A woman walks on a deserted street in downtown Srinagar on Tuesday. Normal life was hit in the old parts of the city following Hurriyat’s shutdown call and authorities restricting movement of the people.
A woman walks on a deserted street in downtown Srinagar on Tuesday. Normal life was hit in the old parts of the city following Hurriyat’s shutdown call and authorities restricting movement of the people. (Waseem Andrabi / HT photo)

Vehicles remained off the road and shops were closed in downtown Srinagar in response to a shutdown called by the Hurriyat Conference on Tuesday, a day after seven Kashmiri separatists were arrested in a case of terror funding.

While normal life came to a standstill in the old town, where authorities imposed restriction on movement of the people, in other parts of the city, vehicles moved freely and markets were open.

Schools and colleges, however, were shut across the city.

The National Investigation Agency on Monday arrested hardline Hurriyat chief Syed Ali Shah Geelani’s son-in-law Altaf Ahmed Shah and six others in a probe it is conducting to ascertain if funds from Pakistan were used to fuel last year’s unrest in the Valley that left 100 people, most of them civilians, dead.

Calling for a bandh, the Hurriyat Conference said the case was fabricated and the NIA was misleading people.

In response, district authorities barred assembly of four or more people by imposing Section 144 in the old city’s Rainawari, Khanyar, Nowhatta, Safa Kadal and other areas.

Local train services remained suspended.

Similar reports of a mixed response were received from other district headquarters of the Valley, officials said. Inter-district transport was also plying on some routes. Government offices and banks functioned normally, the officials said.

The NIA was to bring Shah, Tehreek-e-Hurriyat’s Ayaz Akbar and Mehrajuddin Kalwal, Shahid-ul-Islam, who is from the Mirwaiz faction of the Hurriyat, Nayeem Khan of the Jammu Kashmir National Front and Peer Saifullah to Delhi on Tuesday after their arrest in Srinagar. Former Jammu and Kashmir Liberation Front militant Farooq Ahmed Dar aka Bitta Karatay was taken into custody in New Delhi.

On social media, the bandh call elicited considerable criticism while some users said how there were traffic jams in parts of the city despite the call.

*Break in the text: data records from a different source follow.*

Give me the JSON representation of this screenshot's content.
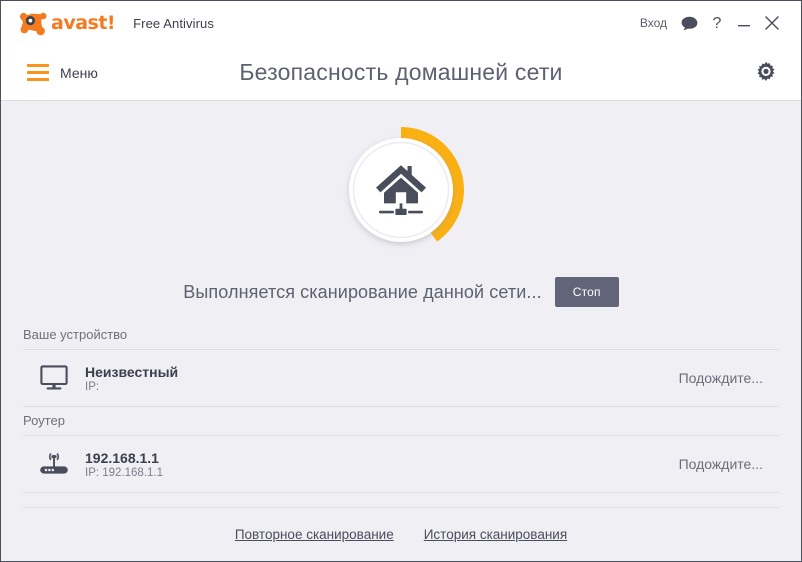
{
  "window": {
    "brand_word": "avast!",
    "product_name": "Free Antivirus",
    "login_label": "Вход",
    "icons": {
      "chat": "chat-bubble-icon",
      "help": "help-question-icon",
      "minimize": "minimize-icon",
      "close": "close-icon"
    }
  },
  "header": {
    "menu_label": "Меню",
    "title": "Безопасность домашней сети",
    "settings_icon": "gear-icon"
  },
  "scan": {
    "icon": "home-network-icon",
    "progress_percent": 40,
    "arc_color": "#fbb012",
    "track_color": "#f0eff4",
    "status_text": "Выполняется сканирование данной сети...",
    "stop_label": "Стоп"
  },
  "sections": [
    {
      "label": "Ваше устройство",
      "rows": [
        {
          "icon": "monitor-icon",
          "name": "Неизвестный",
          "ip": "IP:",
          "status": "Подождите..."
        }
      ]
    },
    {
      "label": "Роутер",
      "rows": [
        {
          "icon": "router-icon",
          "name": "192.168.1.1",
          "ip": "IP: 192.168.1.1",
          "status": "Подождите..."
        }
      ]
    }
  ],
  "footer": {
    "rescan_label": "Повторное сканирование",
    "history_label": "История сканирования"
  },
  "colors": {
    "accent_orange": "#f7941e",
    "progress_amber": "#fbb012",
    "body_bg": "#f0eff4",
    "text_dark": "#3c3f4c",
    "stop_bg": "#62657a"
  }
}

A journalist Majid Hyderi posted: “Traffic jams in Srinagar in response to Sasur ji’s hartaal call against damaad ji’s arrest is eye-opener.”

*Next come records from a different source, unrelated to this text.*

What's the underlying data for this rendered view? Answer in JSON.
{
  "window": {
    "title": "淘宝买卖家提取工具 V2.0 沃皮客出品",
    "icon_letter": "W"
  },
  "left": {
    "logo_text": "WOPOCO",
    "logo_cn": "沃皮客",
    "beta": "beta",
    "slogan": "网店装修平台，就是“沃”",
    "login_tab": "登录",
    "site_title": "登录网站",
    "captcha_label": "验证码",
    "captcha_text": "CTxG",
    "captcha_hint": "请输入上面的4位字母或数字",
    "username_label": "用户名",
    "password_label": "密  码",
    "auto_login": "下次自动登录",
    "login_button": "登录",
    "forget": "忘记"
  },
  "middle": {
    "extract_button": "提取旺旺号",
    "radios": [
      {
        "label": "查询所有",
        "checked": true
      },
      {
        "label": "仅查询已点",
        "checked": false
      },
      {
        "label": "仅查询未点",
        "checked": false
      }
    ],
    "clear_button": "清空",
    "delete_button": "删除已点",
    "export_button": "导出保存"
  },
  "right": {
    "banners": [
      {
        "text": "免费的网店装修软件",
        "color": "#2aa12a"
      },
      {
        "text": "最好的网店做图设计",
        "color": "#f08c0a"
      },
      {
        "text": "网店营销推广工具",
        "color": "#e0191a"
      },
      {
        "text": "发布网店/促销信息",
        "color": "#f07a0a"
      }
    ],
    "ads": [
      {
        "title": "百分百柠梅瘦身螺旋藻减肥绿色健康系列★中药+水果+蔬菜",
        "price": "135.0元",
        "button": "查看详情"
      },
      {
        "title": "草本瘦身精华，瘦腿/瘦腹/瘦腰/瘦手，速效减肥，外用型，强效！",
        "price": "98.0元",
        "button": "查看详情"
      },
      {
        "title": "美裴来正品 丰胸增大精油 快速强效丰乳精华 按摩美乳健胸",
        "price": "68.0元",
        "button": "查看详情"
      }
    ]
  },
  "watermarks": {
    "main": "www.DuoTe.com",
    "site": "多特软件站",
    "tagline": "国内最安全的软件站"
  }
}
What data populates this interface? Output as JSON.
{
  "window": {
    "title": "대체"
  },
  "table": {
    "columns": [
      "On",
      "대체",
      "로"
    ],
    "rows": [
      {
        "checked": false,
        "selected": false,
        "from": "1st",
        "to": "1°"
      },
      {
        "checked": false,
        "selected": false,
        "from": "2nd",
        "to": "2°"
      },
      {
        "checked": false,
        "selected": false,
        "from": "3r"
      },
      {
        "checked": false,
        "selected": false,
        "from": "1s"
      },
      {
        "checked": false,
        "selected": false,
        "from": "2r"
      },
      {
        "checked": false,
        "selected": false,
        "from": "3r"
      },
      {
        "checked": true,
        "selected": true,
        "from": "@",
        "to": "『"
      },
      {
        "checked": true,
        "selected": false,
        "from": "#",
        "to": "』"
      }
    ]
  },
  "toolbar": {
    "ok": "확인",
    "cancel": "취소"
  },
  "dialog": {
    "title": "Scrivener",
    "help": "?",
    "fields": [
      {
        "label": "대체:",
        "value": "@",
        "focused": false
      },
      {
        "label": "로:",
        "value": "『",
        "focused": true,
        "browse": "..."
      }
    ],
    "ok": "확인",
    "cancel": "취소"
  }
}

Another journalist, Fahad Shah, wrote: “I think tomorrow’s strike call by Hurriyat is illogical, looking at what is the reason they give for it. A youth was shot dead in Budgam the other day and there was no shutdown but some “leaders” and son-in-law of a leader gets arrested so Kashmir has to shutdown. What frenzy is this?!”

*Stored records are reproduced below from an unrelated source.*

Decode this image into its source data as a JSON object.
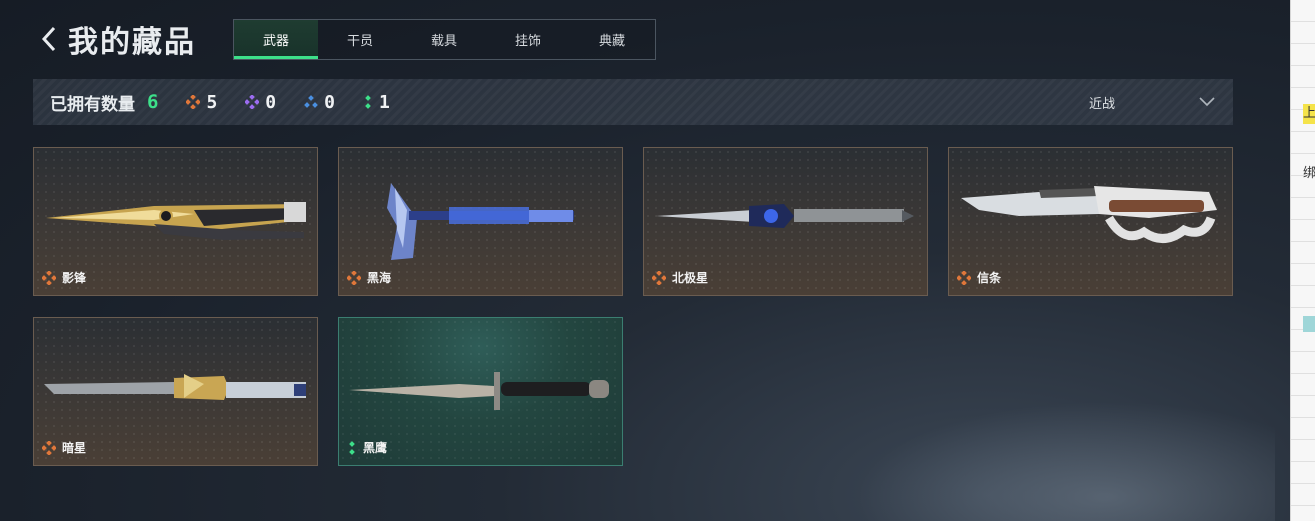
{
  "header": {
    "title": "我的藏品"
  },
  "tabs": [
    {
      "label": "武器",
      "active": true
    },
    {
      "label": "干员",
      "active": false
    },
    {
      "label": "载具",
      "active": false
    },
    {
      "label": "挂饰",
      "active": false
    },
    {
      "label": "典藏",
      "active": false
    }
  ],
  "stats": {
    "owned_label": "已拥有数量",
    "owned_count": "6",
    "rarities": [
      {
        "icon": "orange-diamond-icon",
        "color": "#e0773a",
        "count": "5"
      },
      {
        "icon": "purple-diamond-icon",
        "color": "#9b6cf0",
        "count": "0"
      },
      {
        "icon": "blue-diamond-icon",
        "color": "#4a8fe0",
        "count": "0"
      },
      {
        "icon": "green-diamond-icon",
        "color": "#3de08a",
        "count": "1"
      }
    ]
  },
  "filter": {
    "label": "近战"
  },
  "items": [
    {
      "name": "影锋",
      "rarity_color": "#e0773a"
    },
    {
      "name": "黑海",
      "rarity_color": "#e0773a"
    },
    {
      "name": "北极星",
      "rarity_color": "#e0773a"
    },
    {
      "name": "信条",
      "rarity_color": "#e0773a"
    },
    {
      "name": "暗星",
      "rarity_color": "#e0773a"
    },
    {
      "name": "黑鹰",
      "rarity_color": "#3de08a"
    }
  ],
  "side_panel": {
    "marks": [
      "上",
      "绑"
    ]
  }
}
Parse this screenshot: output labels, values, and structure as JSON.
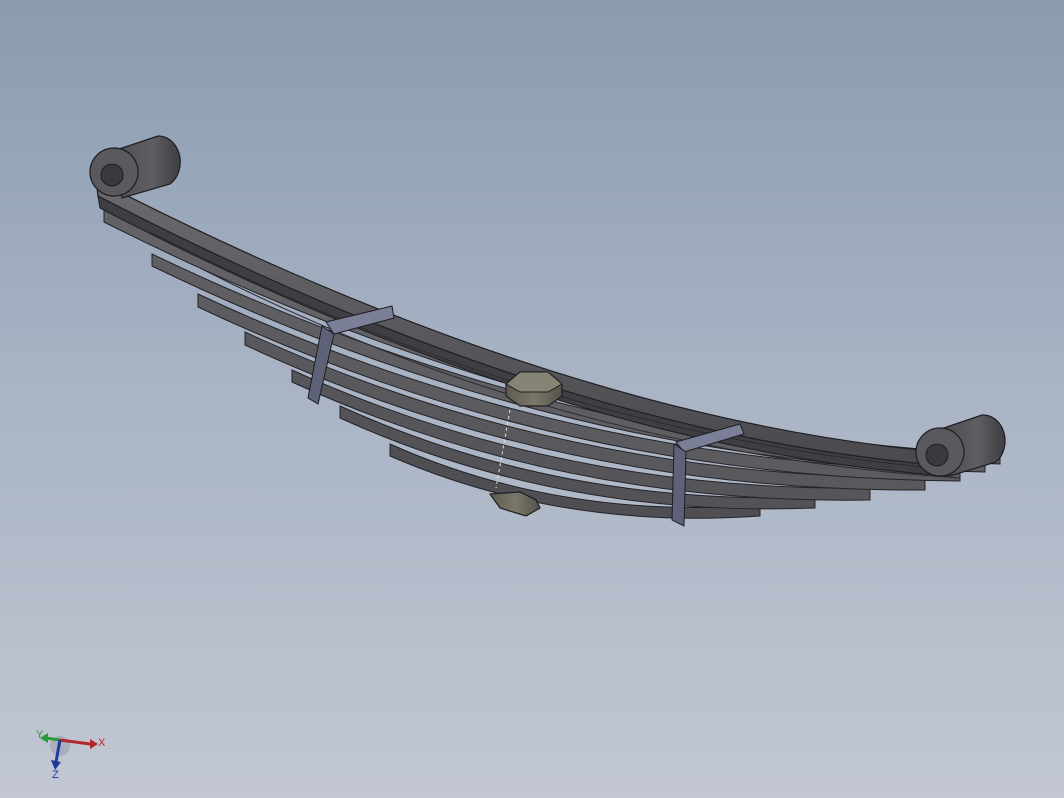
{
  "scene": {
    "model": "leaf-spring",
    "colors": {
      "background_top": "#8a9bb0",
      "background_bottom": "#c2c7d3",
      "leaf": "#5b5b5f",
      "leaf_edge": "#2a2a2e",
      "clamp": "#6c7188",
      "bolt": "#6f6d5e"
    }
  },
  "triad": {
    "x_label": "X",
    "y_label": "Y",
    "z_label": "Z",
    "colors": {
      "x": "#b3262b",
      "y": "#2c9a3a",
      "z": "#1f3a9e"
    }
  }
}
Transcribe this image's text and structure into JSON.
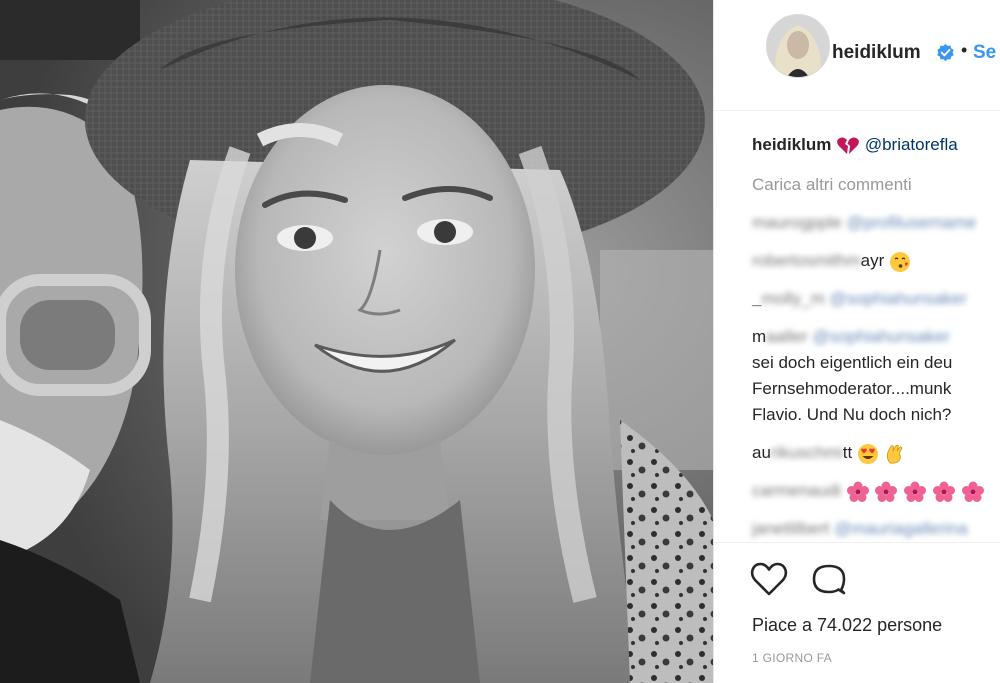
{
  "post": {
    "username": "heidiklum",
    "follow_label": "Se",
    "bullet": "•"
  },
  "caption": {
    "username": "heidiklum",
    "mention": "@briatorefla"
  },
  "comments_link": "Carica altri commenti",
  "comments": [
    {
      "user_blurred": "maurogpple",
      "text_blurred": "@profilusername"
    },
    {
      "user_blurred": "robertosmithm",
      "visible_text": "ayr"
    },
    {
      "prefix": "_",
      "user_blurred": "molly_m",
      "text_blurred": "@sophiahunsaker"
    },
    {
      "prefix": "m",
      "user_blurred": "aaller",
      "text_blurred": "@sophiahunsaker"
    },
    {
      "lines": [
        "sei doch eigentlich ein deu",
        "Fernsehmoderator....munk",
        "Flavio. Und Nu doch nich?"
      ]
    },
    {
      "prefix": "au",
      "user_blurred": "rikuschmi",
      "visible_text": "tt"
    },
    {
      "user_blurred": "carmenaudi"
    },
    {
      "user_blurred": "janetlilbert",
      "text_blurred": "@mauriagallerina"
    }
  ],
  "likes_text": "Piace a 74.022 persone",
  "timestamp": "1 GIORNO FA",
  "icons": {
    "verified": "verified-badge-icon",
    "like": "heart-outline-icon",
    "comment": "comment-bubble-icon",
    "caption_emoji": "broken-heart-emoji",
    "kiss_emoji": "kissing-face-emoji",
    "heart_eyes_emoji": "heart-eyes-emoji",
    "clap_emoji": "clapping-hands-emoji",
    "flower_emoji": "hibiscus-emoji"
  },
  "colors": {
    "link_blue": "#3897f0",
    "mention": "#003569",
    "muted": "#999999",
    "verified": "#3897f0",
    "caption_emoji": "#c2185b"
  }
}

Before the arrests, the NIA raided places across Kashmir, New Delhi and Haryana looking for evidence of separatist leaders and businessmen receiving funds from Hafiz Saeed, who heads the Jamaat-ud-Dawa group, and other Pakistan-based militant outfits.

Kashmir was rocked by violent street protests after Hizbul Mujahideen militant Burhan Wani was killed in a gunfight with security forces on July 8, 2016, with stone-throwing mobs clashing with security forces almost every day.

(With agency inputs)